LG was adamant that the 3,000 mAh LG G4 battery was going to more than justify the added bulkiness of the phone. Longer battery life was also a key reason for opting for the six-core Snapdragon 808 chipset rather than the hotter and hungrier eight-core Snapdragon 810.
From our time with the LG G4, its battery power wasn’t all that impressive. Using the phone moderately – making a few phone calls, playing about half an hour’s worth of videos, but cranking the screen up to full brightness – we got just under 18 hours use out of it before it needed a recharge (that included around seven hours of sleep, when the phone wasn't being used).
The majority of battery use was attributed to the notoriously battery-draining Facebook app, immediately followed by the screen. While a screen is expected to be a big battery drain, we think that the QHD resolution and undeniably top-quality display took a bigger-than-expected toll on battery. The Smart Notice feature and the useful native battery monitor help make up for this to some extent – they both let you pick out and close battery-hogging apps.
Contrary to early reports, the LG G4 battery does have Quick Charge 2.0, a built-in feature of the Snapdragon 808 chipset. This means you can charge around 60 percent of the LG G4 battery in just half an hour.
LG G4 technical specifications
|Dimensions:||148.9 x 76.7 x 9.8 mm|
|Battery size:||3000 mAh|
|Screen size:||5.5 in|
|Screen:||2560 x 1440 pixels (534 ppi)|
|Front camera:||8 megapixels|
|Rear camera:||16 megapixels|
|Android version:||5.1 - Lollipop|
|Internal storage:||32 GB|
|Chipset:||Qualcomm Snapdragon 808|
|Number of cores:||6|
|Max. clock speed:||1.8 GHz|
|Connectivity:||HSPA, LTE, NFC, Bluetooth 4.1|
The LG G4 is a fantastic phone, and makes the necessary improvements in performance, camera quality and screen clarity to make it a worthy successor to the LG G3.
It’s bigger and bulkier than any other major flagship out there, which may attract some people while putting others off.

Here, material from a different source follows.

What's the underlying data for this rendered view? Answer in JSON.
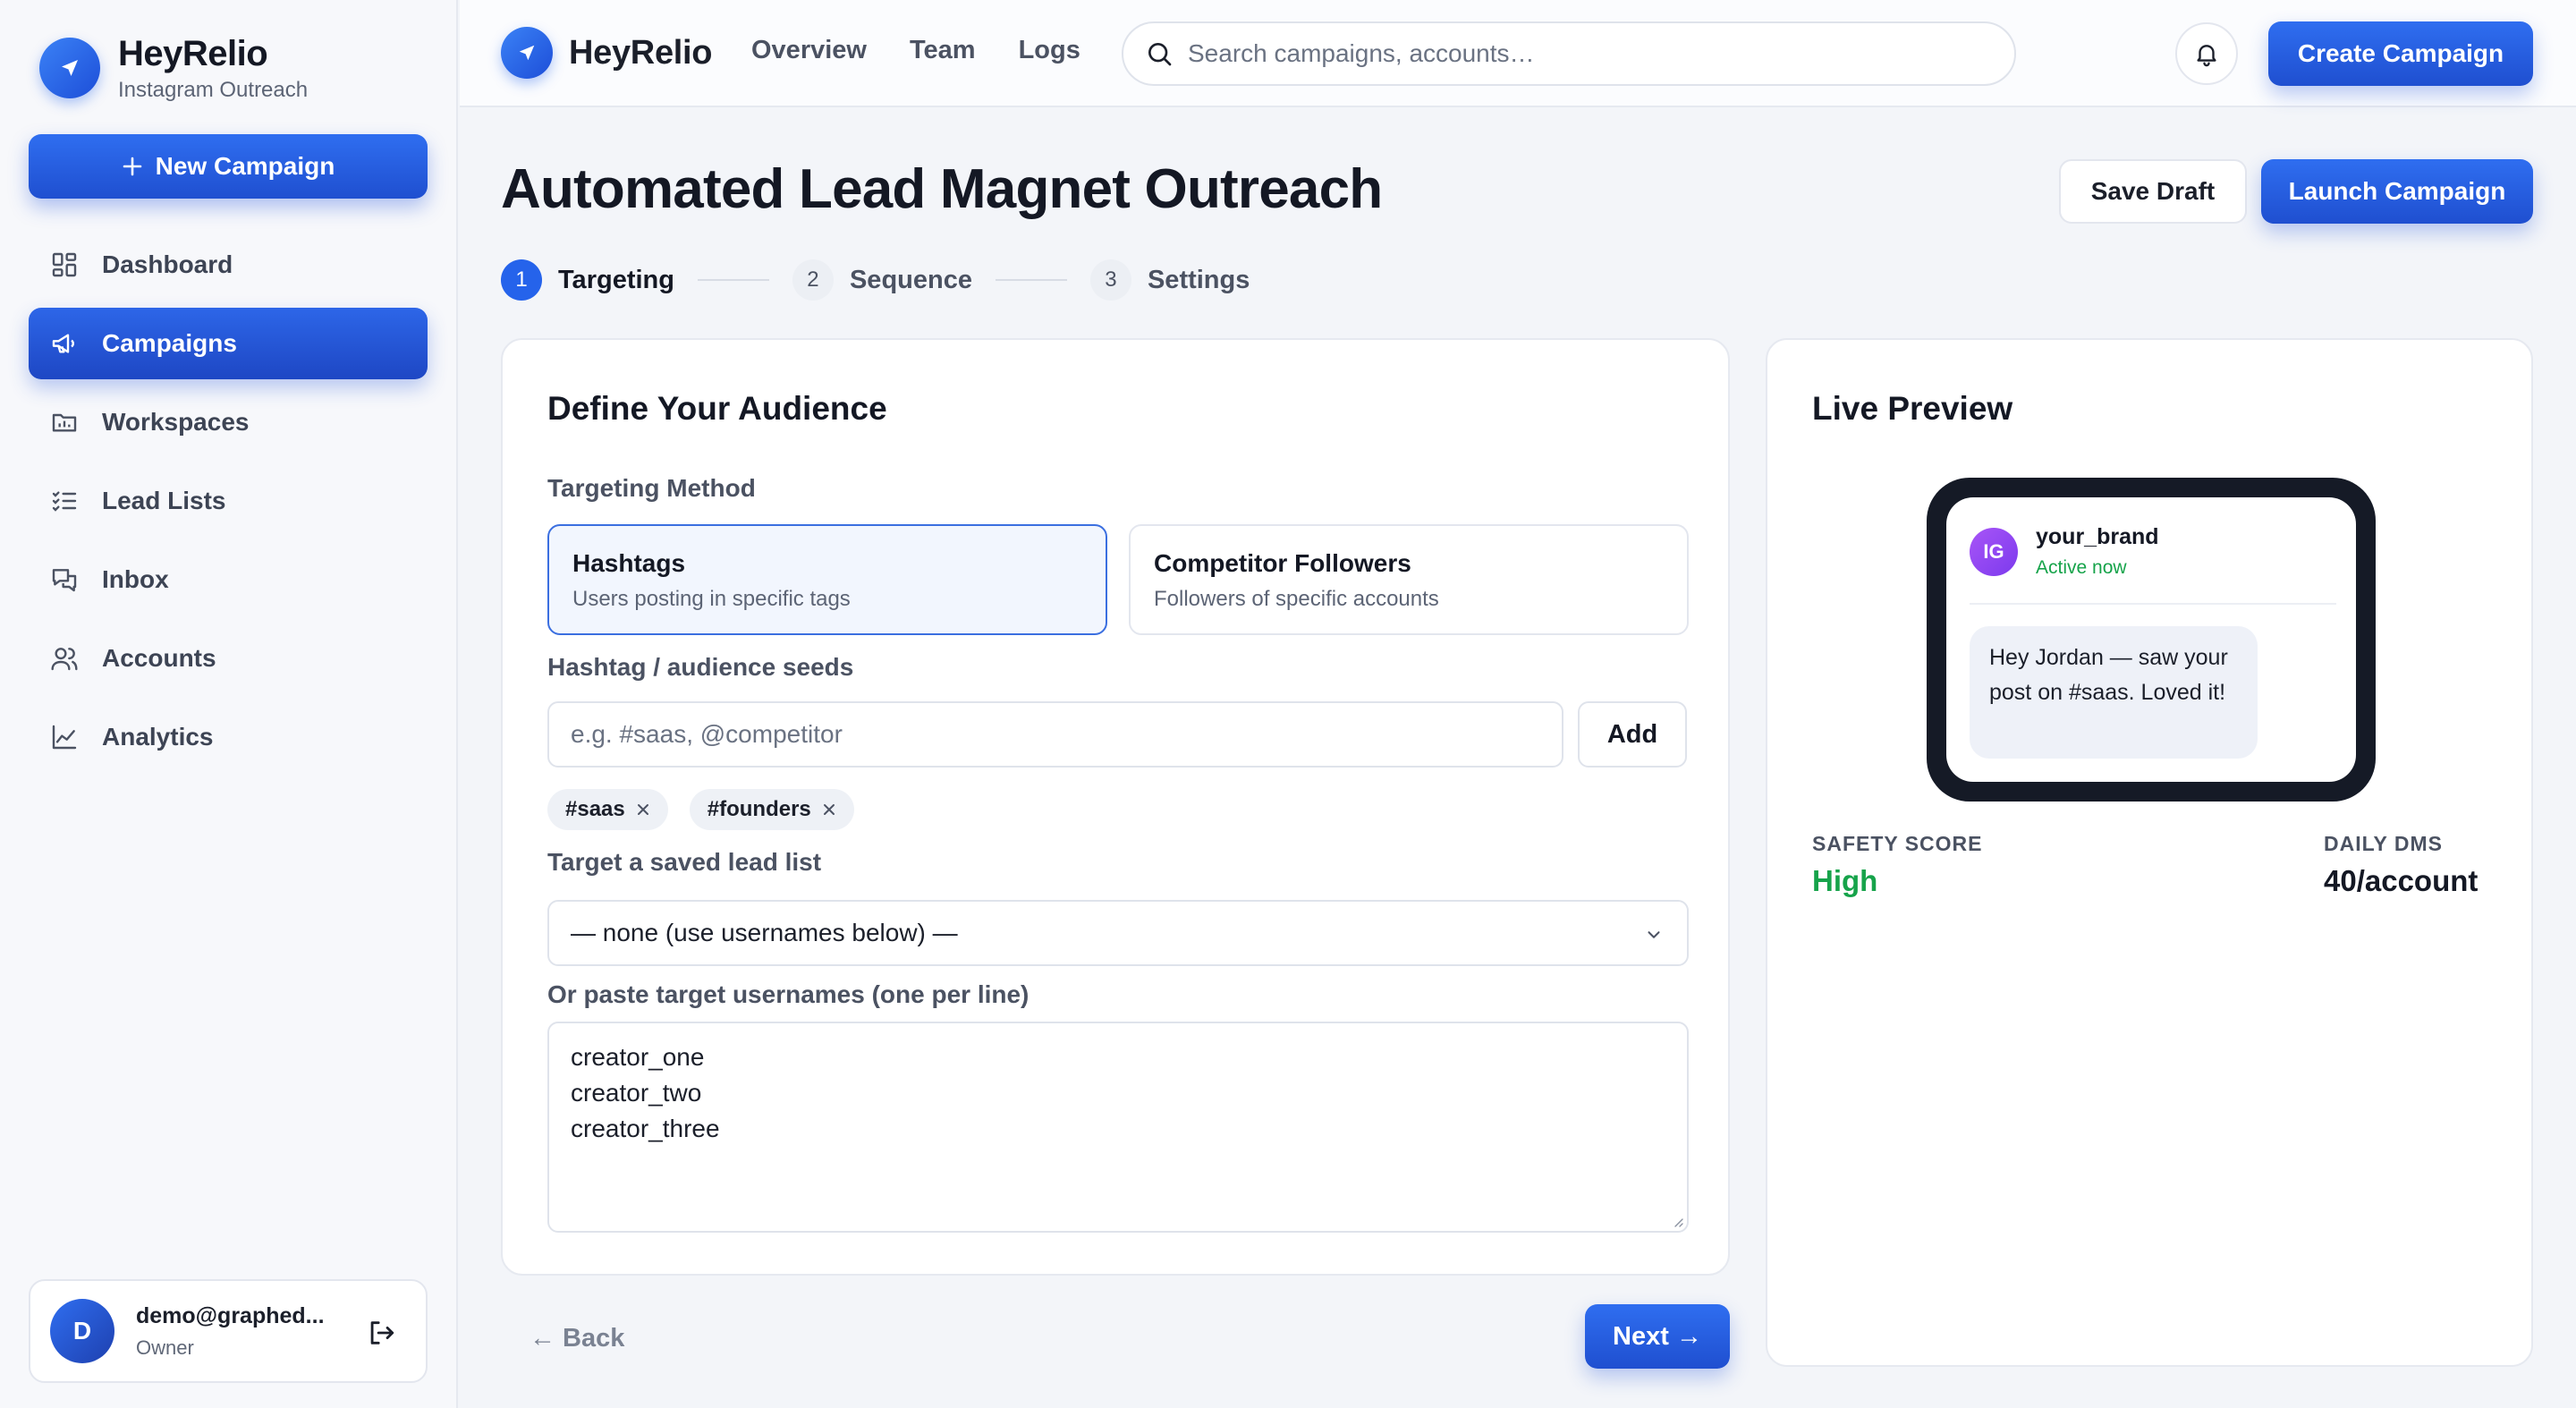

Even if you are looking for a slightly more svelte top-end phone, you may want to give the LG G4 some consideration on account of its very reasonable asking price.
Is the LG G4 the best smartphone in the world? We think not, but only by the thinnest of margins. Samsung really came good this year with the Galaxy S6 and S6 Edge, and those two phones remain the ones to beat on account of their record-breaking performance, cameras and design. But they'll cost you significantly more than the LG G4.
The LG G4 screen is bold and beautiful and the phone's unique design, particularly the leather version,may well attract Android die-hards who think the Galaxy S6 looks a bit too Apple. It may not feature gizmos galore, but LG’s latest flagship does everything it needs to really well.
Has our LG G4 review persuaded you to take a look at this big boy, or is it missing that special something? Leave a comment and let us know.